Political considerations also inspire resistance to a depreciation of the exchange rate with the result that an important restraint on imports (and an important stimulus for exports) is weakened. This is typically justified as an inflation-curbing measure, again with an eye to the upcoming elections.  But this usually leads to a third stage of the cycle in which reserves fall because the exchange rate is prevented from adjusting to make imports more expensive and because investors perceive the prevailing economic policy (of high spending and high imports) as unsustainable.  In Pakistan’s recent economic history, the third stage can be tracked in Figure 4, which shows reserves falling to or below the two-month danger line in 2008, 2013, 2018 and 2022.[3]  

Figure 4. Gross Reserves in Months of Imports

Pakistan’s Political Business Cycle and External Debt Dilemma

Source: World Development Indicators, World Bank

What Next?

Reserve collapses are followed by urgent appeals to the IMF and bilateral lenders for bailouts supported by new pledges of future fiscal virtue and immediate actions taken to allow the exchange rate to depreciate and interest rates to rise. All that the three stages of the political business cycle accomplish is a harsher macroeconomic adjustment at the end.  A recovery stage is initiated when stabilisation measures implemented under a new IMF program begin to restrain fiscal deficits and import demand while pushing up reserves.
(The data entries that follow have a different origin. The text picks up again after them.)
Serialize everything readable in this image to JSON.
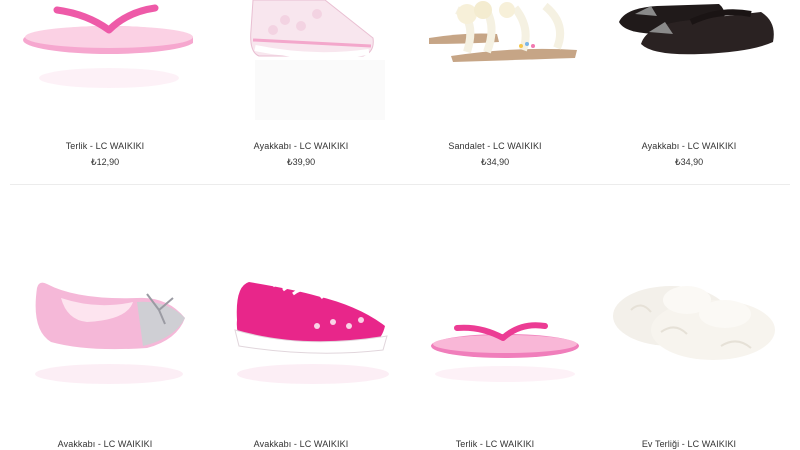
{
  "products": [
    {
      "name": "Terlik - LC WAIKIKI",
      "price": "₺12,90",
      "icon": "pink-flip-flop-icon"
    },
    {
      "name": "Ayakkabı - LC WAIKIKI",
      "price": "₺39,90",
      "icon": "lace-sneaker-icon"
    },
    {
      "name": "Sandalet - LC WAIKIKI",
      "price": "₺34,90",
      "icon": "sandal-icon"
    },
    {
      "name": "Ayakkabı - LC WAIKIKI",
      "price": "₺34,90",
      "icon": "black-flat-icon"
    },
    {
      "name": "Avakkabı - LC WAIKIKI",
      "price": "",
      "icon": "ballet-flat-icon"
    },
    {
      "name": "Avakkabı - LC WAIKIKI",
      "price": "",
      "icon": "pink-canvas-shoe-icon"
    },
    {
      "name": "Terlik - LC WAIKIKI",
      "price": "",
      "icon": "pink-flip-flop-icon"
    },
    {
      "name": "Ev Terliği - LC WAIKIKI",
      "price": "",
      "icon": "fur-slipper-icon"
    }
  ]
}
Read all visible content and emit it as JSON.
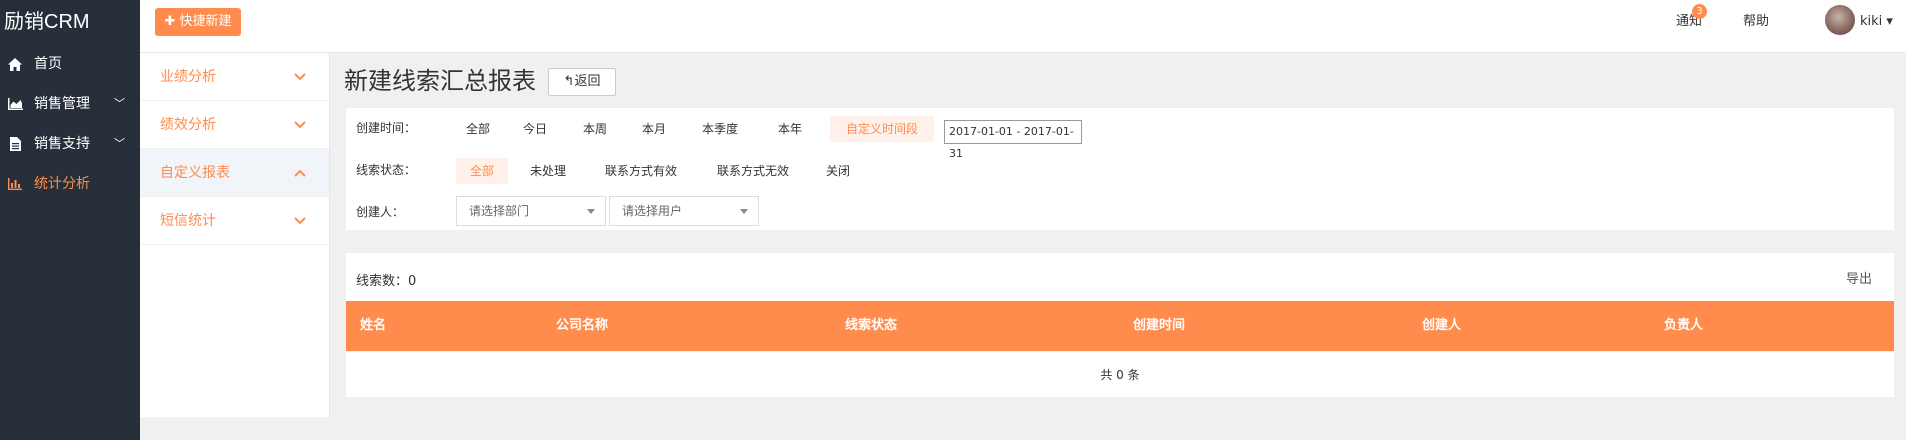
{
  "app": {
    "brand": "励销CRM"
  },
  "sidebar": {
    "items": [
      {
        "label": "首页",
        "icon": "home-icon",
        "chevron": ""
      },
      {
        "label": "销售管理",
        "icon": "area-chart-icon",
        "chevron": "﹀"
      },
      {
        "label": "销售支持",
        "icon": "document-icon",
        "chevron": "﹀"
      },
      {
        "label": "统计分析",
        "icon": "bar-chart-icon",
        "chevron": ""
      }
    ]
  },
  "topbar": {
    "quick_new": "✚ 快捷新建",
    "notify": "通知",
    "notify_count": "3",
    "help": "帮助",
    "user": "kiki",
    "user_caret": "▾"
  },
  "submenu": {
    "items": [
      {
        "label": "业绩分析"
      },
      {
        "label": "绩效分析"
      },
      {
        "label": "自定义报表"
      },
      {
        "label": "短信统计"
      }
    ]
  },
  "page": {
    "title": "新建线索汇总报表",
    "back": "↰返回"
  },
  "filters": {
    "created_time_label": "创建时间：",
    "time_options": [
      "全部",
      "今日",
      "本周",
      "本月",
      "本季度",
      "本年",
      "自定义时间段"
    ],
    "date_range": "2017-01-01 - 2017-01-31",
    "status_label": "线索状态：",
    "status_options": [
      "全部",
      "未处理",
      "联系方式有效",
      "联系方式无效",
      "关闭"
    ],
    "creator_label": "创建人：",
    "dept_placeholder": "请选择部门",
    "user_placeholder": "请选择用户"
  },
  "table": {
    "count_label": "线索数：0",
    "export": "导出",
    "columns": [
      "姓名",
      "公司名称",
      "线索状态",
      "创建时间",
      "创建人",
      "负责人"
    ],
    "empty": "共 0 条"
  },
  "colors": {
    "accent": "#ff8c4d",
    "sidebar_bg": "#27303a"
  }
}
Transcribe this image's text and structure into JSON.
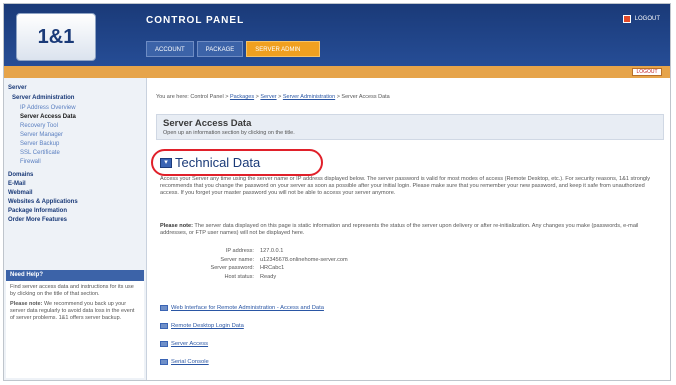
{
  "header": {
    "logo": "1&1",
    "title": "CONTROL PANEL",
    "tabs": [
      {
        "label": "ACCOUNT"
      },
      {
        "label": "PACKAGE"
      },
      {
        "label": "SERVER ADMIN"
      }
    ],
    "logout_label": "LOGOUT"
  },
  "subbar": {
    "button_label": "LOGOUT"
  },
  "nav": {
    "servers_label": "Server",
    "section_title": "Server Administration",
    "items": [
      {
        "label": "IP Address Overview"
      },
      {
        "label": "Server Access Data"
      },
      {
        "label": "Recovery Tool"
      },
      {
        "label": "Server Manager"
      },
      {
        "label": "Server Backup"
      },
      {
        "label": "SSL Certificate"
      },
      {
        "label": "Firewall"
      }
    ],
    "groups": [
      {
        "label": "Domains"
      },
      {
        "label": "E-Mail"
      },
      {
        "label": "Webmail"
      },
      {
        "label": "Websites & Applications"
      },
      {
        "label": "Package Information"
      },
      {
        "label": "Order More Features"
      }
    ],
    "help": {
      "title": "Need Help?",
      "text1": "Find server access data and instructions for its use by clicking on the title of that section.",
      "text2_bold": "Please note:",
      "text2": "We recommend you back up your server data regularly to avoid data loss in the event of server problems. 1&1 offers server backup."
    }
  },
  "main": {
    "breadcrumb": {
      "prefix": "You are here: Control Panel >",
      "links": [
        "Packages",
        "Server",
        "Server Administration"
      ],
      "current": "> Server Access Data"
    },
    "page_title": "Server Access Data",
    "page_subtitle": "Open up an information section by clicking on the title.",
    "section_title": "Technical Data",
    "para1": "Access your Server any time using the server name or IP address displayed below. The server password is valid for most modes of access (Remote Desktop, etc.). For security reasons, 1&1 strongly recommends that you change the password on your server as soon as possible after your initial login. Please make sure that you remember your new password, and keep it safe from unauthorized access. If you forget your master password you will not be able to access your server anymore.",
    "para2_bold": "Please note:",
    "para2": "The server data displayed on this page is static information and represents the status of the server upon delivery or after re-initialization. Any changes you make (passwords, e-mail addresses, or FTP user names) will not be displayed here.",
    "info": [
      {
        "label": "IP address:",
        "value": "127.0.0.1"
      },
      {
        "label": "Server name:",
        "value": "u12345678.onlinehome-server.com"
      },
      {
        "label": "Server password:",
        "value": "HRCabc1"
      },
      {
        "label": "Host status:",
        "value": "Ready"
      }
    ],
    "links": [
      {
        "label": "Web Interface for Remote Administration - Access and Data"
      },
      {
        "label": "Remote Desktop Login Data"
      },
      {
        "label": "Server Access"
      },
      {
        "label": "Serial Console"
      }
    ]
  }
}
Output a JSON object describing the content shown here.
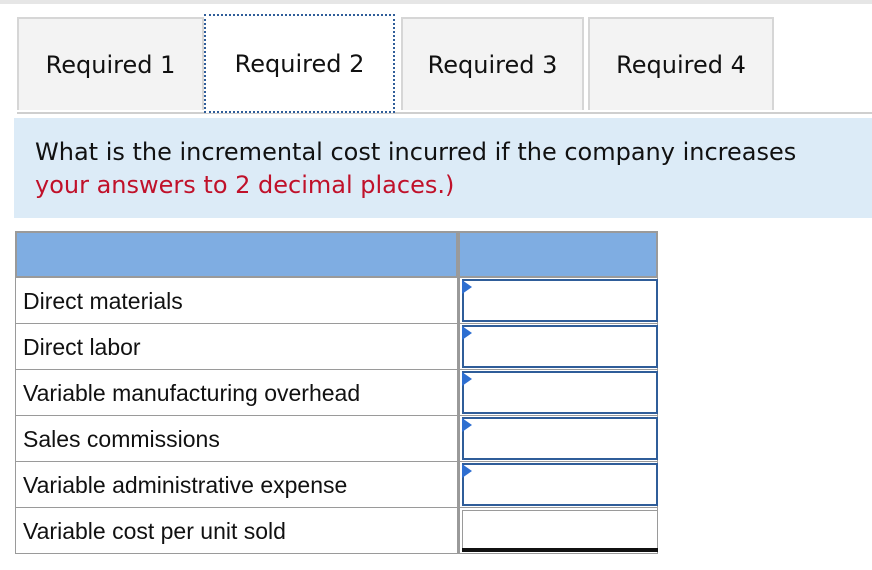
{
  "tabs": [
    {
      "label": "Required 1",
      "active": false
    },
    {
      "label": "Required 2",
      "active": true
    },
    {
      "label": "Required 3",
      "active": false
    },
    {
      "label": "Required 4",
      "active": false
    }
  ],
  "question": {
    "text": "What is the incremental cost incurred if the company increases",
    "instruction": "your answers to 2 decimal places.)"
  },
  "table": {
    "header": {
      "label": "",
      "value": ""
    },
    "rows": [
      {
        "label": "Direct materials",
        "value": ""
      },
      {
        "label": "Direct labor",
        "value": ""
      },
      {
        "label": "Variable manufacturing overhead",
        "value": ""
      },
      {
        "label": "Sales commissions",
        "value": ""
      },
      {
        "label": "Variable administrative expense",
        "value": ""
      }
    ],
    "total": {
      "label": "Variable cost per unit sold",
      "value": ""
    }
  },
  "colors": {
    "question_bg": "#dcebf7",
    "header_bg": "#7fade2",
    "instruction_text": "#c0112a",
    "input_border": "#2f5d99"
  }
}
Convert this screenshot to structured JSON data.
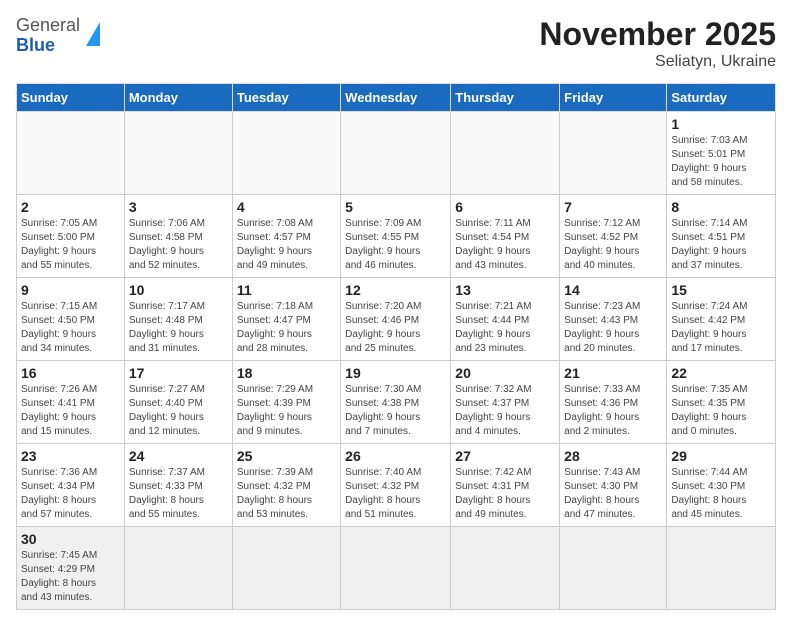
{
  "logo": {
    "general": "General",
    "blue": "Blue"
  },
  "title": "November 2025",
  "subtitle": "Seliatyn, Ukraine",
  "days_of_week": [
    "Sunday",
    "Monday",
    "Tuesday",
    "Wednesday",
    "Thursday",
    "Friday",
    "Saturday"
  ],
  "weeks": [
    [
      {
        "day": "",
        "info": ""
      },
      {
        "day": "",
        "info": ""
      },
      {
        "day": "",
        "info": ""
      },
      {
        "day": "",
        "info": ""
      },
      {
        "day": "",
        "info": ""
      },
      {
        "day": "",
        "info": ""
      },
      {
        "day": "1",
        "info": "Sunrise: 7:03 AM\nSunset: 5:01 PM\nDaylight: 9 hours\nand 58 minutes."
      }
    ],
    [
      {
        "day": "2",
        "info": "Sunrise: 7:05 AM\nSunset: 5:00 PM\nDaylight: 9 hours\nand 55 minutes."
      },
      {
        "day": "3",
        "info": "Sunrise: 7:06 AM\nSunset: 4:58 PM\nDaylight: 9 hours\nand 52 minutes."
      },
      {
        "day": "4",
        "info": "Sunrise: 7:08 AM\nSunset: 4:57 PM\nDaylight: 9 hours\nand 49 minutes."
      },
      {
        "day": "5",
        "info": "Sunrise: 7:09 AM\nSunset: 4:55 PM\nDaylight: 9 hours\nand 46 minutes."
      },
      {
        "day": "6",
        "info": "Sunrise: 7:11 AM\nSunset: 4:54 PM\nDaylight: 9 hours\nand 43 minutes."
      },
      {
        "day": "7",
        "info": "Sunrise: 7:12 AM\nSunset: 4:52 PM\nDaylight: 9 hours\nand 40 minutes."
      },
      {
        "day": "8",
        "info": "Sunrise: 7:14 AM\nSunset: 4:51 PM\nDaylight: 9 hours\nand 37 minutes."
      }
    ],
    [
      {
        "day": "9",
        "info": "Sunrise: 7:15 AM\nSunset: 4:50 PM\nDaylight: 9 hours\nand 34 minutes."
      },
      {
        "day": "10",
        "info": "Sunrise: 7:17 AM\nSunset: 4:48 PM\nDaylight: 9 hours\nand 31 minutes."
      },
      {
        "day": "11",
        "info": "Sunrise: 7:18 AM\nSunset: 4:47 PM\nDaylight: 9 hours\nand 28 minutes."
      },
      {
        "day": "12",
        "info": "Sunrise: 7:20 AM\nSunset: 4:46 PM\nDaylight: 9 hours\nand 25 minutes."
      },
      {
        "day": "13",
        "info": "Sunrise: 7:21 AM\nSunset: 4:44 PM\nDaylight: 9 hours\nand 23 minutes."
      },
      {
        "day": "14",
        "info": "Sunrise: 7:23 AM\nSunset: 4:43 PM\nDaylight: 9 hours\nand 20 minutes."
      },
      {
        "day": "15",
        "info": "Sunrise: 7:24 AM\nSunset: 4:42 PM\nDaylight: 9 hours\nand 17 minutes."
      }
    ],
    [
      {
        "day": "16",
        "info": "Sunrise: 7:26 AM\nSunset: 4:41 PM\nDaylight: 9 hours\nand 15 minutes."
      },
      {
        "day": "17",
        "info": "Sunrise: 7:27 AM\nSunset: 4:40 PM\nDaylight: 9 hours\nand 12 minutes."
      },
      {
        "day": "18",
        "info": "Sunrise: 7:29 AM\nSunset: 4:39 PM\nDaylight: 9 hours\nand 9 minutes."
      },
      {
        "day": "19",
        "info": "Sunrise: 7:30 AM\nSunset: 4:38 PM\nDaylight: 9 hours\nand 7 minutes."
      },
      {
        "day": "20",
        "info": "Sunrise: 7:32 AM\nSunset: 4:37 PM\nDaylight: 9 hours\nand 4 minutes."
      },
      {
        "day": "21",
        "info": "Sunrise: 7:33 AM\nSunset: 4:36 PM\nDaylight: 9 hours\nand 2 minutes."
      },
      {
        "day": "22",
        "info": "Sunrise: 7:35 AM\nSunset: 4:35 PM\nDaylight: 9 hours\nand 0 minutes."
      }
    ],
    [
      {
        "day": "23",
        "info": "Sunrise: 7:36 AM\nSunset: 4:34 PM\nDaylight: 8 hours\nand 57 minutes."
      },
      {
        "day": "24",
        "info": "Sunrise: 7:37 AM\nSunset: 4:33 PM\nDaylight: 8 hours\nand 55 minutes."
      },
      {
        "day": "25",
        "info": "Sunrise: 7:39 AM\nSunset: 4:32 PM\nDaylight: 8 hours\nand 53 minutes."
      },
      {
        "day": "26",
        "info": "Sunrise: 7:40 AM\nSunset: 4:32 PM\nDaylight: 8 hours\nand 51 minutes."
      },
      {
        "day": "27",
        "info": "Sunrise: 7:42 AM\nSunset: 4:31 PM\nDaylight: 8 hours\nand 49 minutes."
      },
      {
        "day": "28",
        "info": "Sunrise: 7:43 AM\nSunset: 4:30 PM\nDaylight: 8 hours\nand 47 minutes."
      },
      {
        "day": "29",
        "info": "Sunrise: 7:44 AM\nSunset: 4:30 PM\nDaylight: 8 hours\nand 45 minutes."
      }
    ],
    [
      {
        "day": "30",
        "info": "Sunrise: 7:45 AM\nSunset: 4:29 PM\nDaylight: 8 hours\nand 43 minutes."
      },
      {
        "day": "",
        "info": ""
      },
      {
        "day": "",
        "info": ""
      },
      {
        "day": "",
        "info": ""
      },
      {
        "day": "",
        "info": ""
      },
      {
        "day": "",
        "info": ""
      },
      {
        "day": "",
        "info": ""
      }
    ]
  ]
}
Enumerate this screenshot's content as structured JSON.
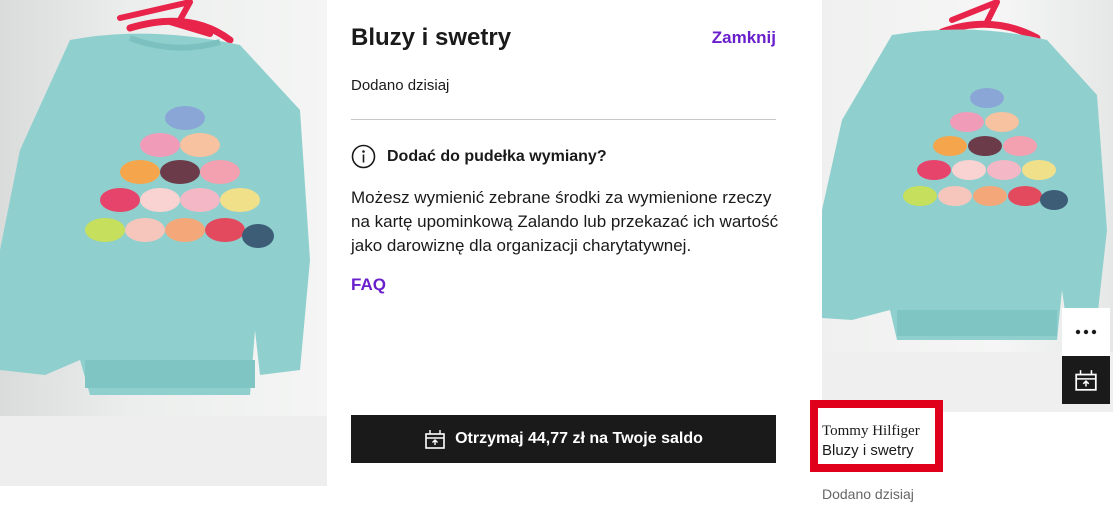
{
  "panel": {
    "title": "Bluzy i swetry",
    "close_label": "Zamknij",
    "added": "Dodano dzisiaj",
    "info_heading": "Dodać do pudełka wymiany?",
    "description": "Możesz wymienić zebrane środki za wymienione rzeczy na kartę upominkową Zalando lub przekazać ich wartość jako darowiznę dla organizacji charytatywnej.",
    "faq_label": "FAQ",
    "cta_label": "Otrzymaj 44,77 zł na Twoje saldo"
  },
  "item_card": {
    "brand": "Tommy Hilfiger",
    "category": "Bluzy i swetry",
    "added": "Dodano dzisiaj"
  },
  "icons": {
    "info": "info-icon",
    "box": "exchange-box-icon",
    "more": "more-dots-icon"
  },
  "colors": {
    "accent": "#6a1fcc",
    "button": "#1a1a1a",
    "highlight": "#e0001b",
    "sweater": "#8fd0ce"
  }
}
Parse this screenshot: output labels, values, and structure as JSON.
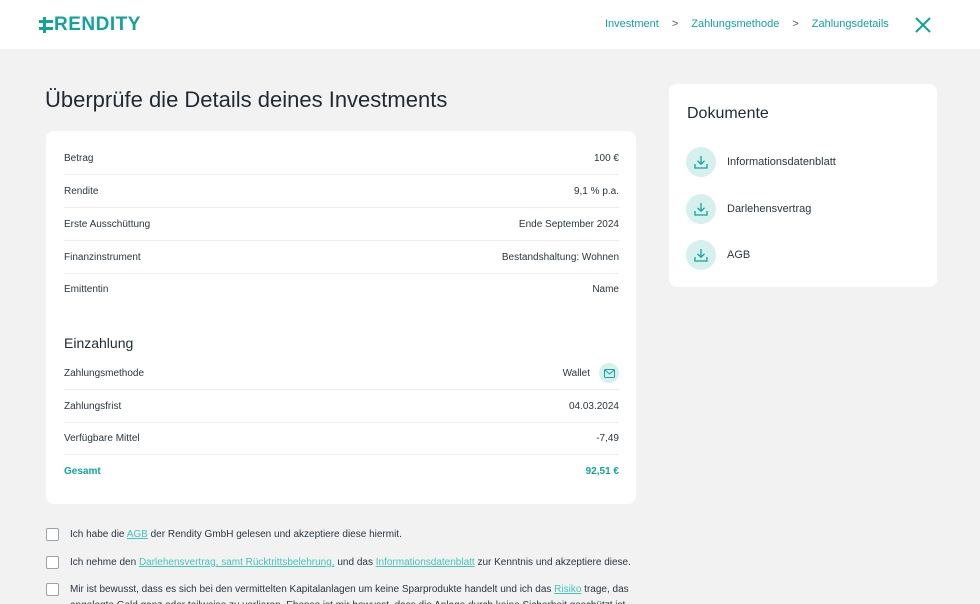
{
  "header": {
    "logo_text": "RENDITY",
    "breadcrumb": [
      "Investment",
      "Zahlungsmethode",
      "Zahlungsdetails"
    ],
    "close_icon": "close-icon"
  },
  "page_title": "Überprüfe die Details deines Investments",
  "details": [
    {
      "label": "Betrag",
      "value": "100 €"
    },
    {
      "label": "Rendite",
      "value": "9,1 % p.a."
    },
    {
      "label": "Erste Ausschüttung",
      "value": "Ende September 2024"
    },
    {
      "label": "Finanzinstrument",
      "value": "Bestandshaltung: Wohnen"
    },
    {
      "label": "Emittentin",
      "value": "Name"
    }
  ],
  "payment": {
    "title": "Einzahlung",
    "rows": [
      {
        "label": "Zahlungsmethode",
        "value": "Wallet"
      },
      {
        "label": "Zahlungsfrist",
        "value": "04.03.2024"
      },
      {
        "label": "Verfügbare Mittel",
        "value": "-7,49"
      }
    ],
    "total": {
      "label": "Gesamt",
      "value": "92,51 €"
    }
  },
  "documents": {
    "title": "Dokumente",
    "items": [
      "Informationsdatenblatt",
      "Darlehensvertrag",
      "AGB"
    ]
  },
  "consents": {
    "c1": {
      "pre": "Ich habe die ",
      "link": "AGB",
      "post": " der Rendity GmbH gelesen und akzeptiere diese hiermit."
    },
    "c2": {
      "pre": "Ich nehme den ",
      "link1": "Darlehensvertrag, samt Rücktrittsbelehrung,",
      "mid": " und das ",
      "link2": "Informationsdatenblatt",
      "post": " zur Kenntnis und akzeptiere diese."
    },
    "c3": {
      "pre": "Mir ist bewusst, dass es sich bei den vermittelten Kapitalanlagen um keine Sparprodukte handelt und ich das ",
      "link": "Risiko",
      "post": " trage, das angelegte Geld ganz oder teilweise zu verlieren. Ebenso ist mir bewusst, dass die Anlage durch keine Sicherheit geschützt ist."
    }
  },
  "colors": {
    "accent": "#12a39b",
    "link": "#44c4bb",
    "icon_bg": "#d6f0ee"
  }
}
Elections loom every five years and Pakistan’s political business cycle begins again.

Our debt servicing difficulties are largely of our own making and due mostly to our political business cycle. As documented in this note, we have been unable to take advantage of repeated bailouts (and one extensive period of debt servicing relief) during the last two decades because of the inability of our political system to control fiscal deficits and the associated impacts on imports and foreign exchange reserves.  Indeed, while a Fiscal Responsibility and Debt Limitation Act was passed in 2005, the ceilings prescribed for fiscal deficits and public debt have never been respected since. When in power, no political party has demonstrated the ability or intent to pursue fiscal and monetary policies consistent with long run macroeconomic stability.  

Of course, exogenous developments sometimes make the challenges more difficult.  The last few years of coping with the effects of COVID-19, global trade disruption, and disastrous floods are examples of such developments. Nevertheless, the structural problem of our economy is rooted in the political business cycle and not in periodic exigencies.  So the solution must be found in the political system as well or else future bailouts will face the same fate as past bailouts.

The author is a Former Director at the Institute of Business Administration, Karachi (2016-19).


[1] The 2019-20 experience with the IMF program was different.  An above-program level of public spending occurred even in the first year due to the onset of Covid19.  Spending was supposed to decline for two years thereafter but Pakistan effectively abandoned the IMF program in early 2022.  It is currently negotiating to revive the program.

[2] The sharp rise in the import ratio during 2004-06 was not connected to the elections of 2008 which had not yet been announced.  But the 2007-08 run-up certainly qualifies as politically-induced.

[3] Perhaps the most dramatic example of this came in September 2022 when Miftah Ismail, the Finance Minister of the ruling political coalition, who had almost finalized a bailout arrangement with the IMF, was suddenly replaced by Ishaq Dar, a former Finance Minister known for his preference for a “managed” exchange rate.  Ishaq Dar was responsible for the last period of real exchange rate appreciation during 2015-17 which led to the reserves crisis of 2018.  A new IMF agreement has yet to be signed.